Dan Patterson discusses how 5G will enable IoT, AR, VR, 3D renderings, and more. He also talks about the numerous cybersecurity concerns with 5G.
The race is on to build 5G networks around the world as it is the next generation of wireless connectivity. I talked with CBS and CNET Senior Producer, Dan Patterson, about some of the benefits of 5G for consumers as well as the concerns and challenges surrounding its deployment. The following is an edited transcript of our interview.
Karen: Dan, we’ve been hearing a lot of the hype for quite some time but where does 5G stand now? What does it really mean for consumers and what’s the up side for them?
Dan: Hi Karen. So as TechRepublic readers know, 5G is a broadcast transmission protocol and it was devised by an organization called the Third Generation Partner Project…that is 3GPP for short. So this refers to a spectrum of radio frequencies that carriers like Verizon, AT&T and others to use to transmit data. It uses what are called short or millimeter waves. If you’re familiar with the way radio works, AM are these really long waves, but the fidelity is real low, which is why AM radio kind of sounds crackly? FM radio is shortwaves. They are higher compression, but for shorter distances.
5G isn’t exactly the same, but it’s a similar, or at least a very helpful metaphor. 5G can transmit a ton of data, far more than our current LTE or 4G networks can, but it’s over a shorter distance, which means that Karen, you said the right word there, hype, which means that although 5G will enable a lot of cool technologies, it’s really hard to install and deploy because you have to have more transmitters to cover the same amount of area.

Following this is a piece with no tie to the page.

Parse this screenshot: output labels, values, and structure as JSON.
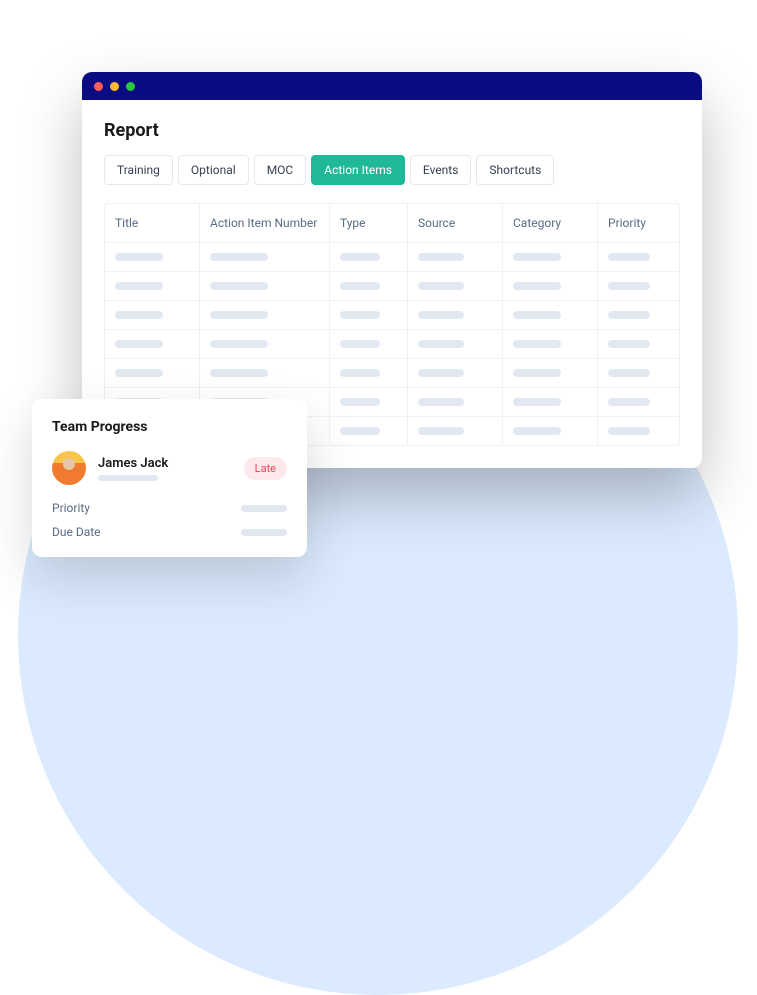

So 5G will help enable things like the Internet of things, augmented and virtual reality and a lot of other really cool technologies. We’ve put a story up on CBSNews.com about 5G that will help with these 3D renders of the human body and help stream that to AR and VR headsets. Really cool, but that stuff is still a long way off because we are still deploying many of these networks. Here in New York City, 5G has been deployed on a small little island off the tip of Manhattan called Governors Island. Now, Governors Island presents a number of unique challenges. It is high density, but it also has vast fields so it can simulate a rural environment. There are historic monuments that can’t be disturbed, so much like the rest of the country, the installation of 5G on Governor’s Island has to work around some of these physical challenges, which made it a great test bed in 2017 and 2018, for what the city of New York calls their NYCX Moonshot Challenge.
Moonshot being, it’s really hard to do, but the benefits could pay off dramatically. So for businesses, what this means is that, like I said a moment ago, 5G will enable a lot of really cool technologies like IOT, AR, VR, and a bunch of other stuff that we really even can’t conceptualize right now. You just think about the difference that having fiber, being able to plug in a high speed cable into your computer versus those dial up speeds. It just enabled a whole new world of technology. 5G could do the same thing for mobile networks, but right now the reality of 5G is that it is still very hard to install and will take a long time even though we’re hearing advertising and marketing about it right now, it will take a very long time for most people in the United States and Europe to have 5G networks.
Karen: Dan, with the hype, as you mentioned, a lot of the positive things that we hear about will eventually come with 5G, but so too will the negatives. There’s concerns about security and privacy and all that kind of thing…especially with so many IOT devices we expect to have in our homes here in short order. All of that data being produced. So talk a little about the security and privacy concerns.
Dan: So there are a number of cybersecurity concerns with 5G. One of the biggest right now, and again, you can read about this on CBS news.com by simply searching Huawei is that most of the hardware, the equipment that we will rely on for 5G here in the United States is built by a Huawei. That Huawei is a Chinese company that has been linked to, again, in our reporting and others, to the Chinese government in ways that could undermine, business, government and consumers here in the United States. Some of this is a little amorphous, but if you think about the implications of all of your data running through a network that is harvested and sent back to any one government.
Not to pick on the Chinese government, it could be any government, but this is one that has expressed strong favor towards managed capitalism and has a significant amount of human rights abuse on the record. Having all data potentially captured by a company that is friendly to this government presents a lot of challenges. If you imagine, if you’re a business, your intellectual property, there are high stakes with securing your intellectual property. And of course, consumers have data privacy concerns as well.
Karen: An enormous amount of infrastructure is needed in order for 5G to be successfully deployed, so we’ll be watching these developments closely. We appreciate your insight Dan. For more on 5G, what you need to know, be sure to check out TechRepublic and ZD net.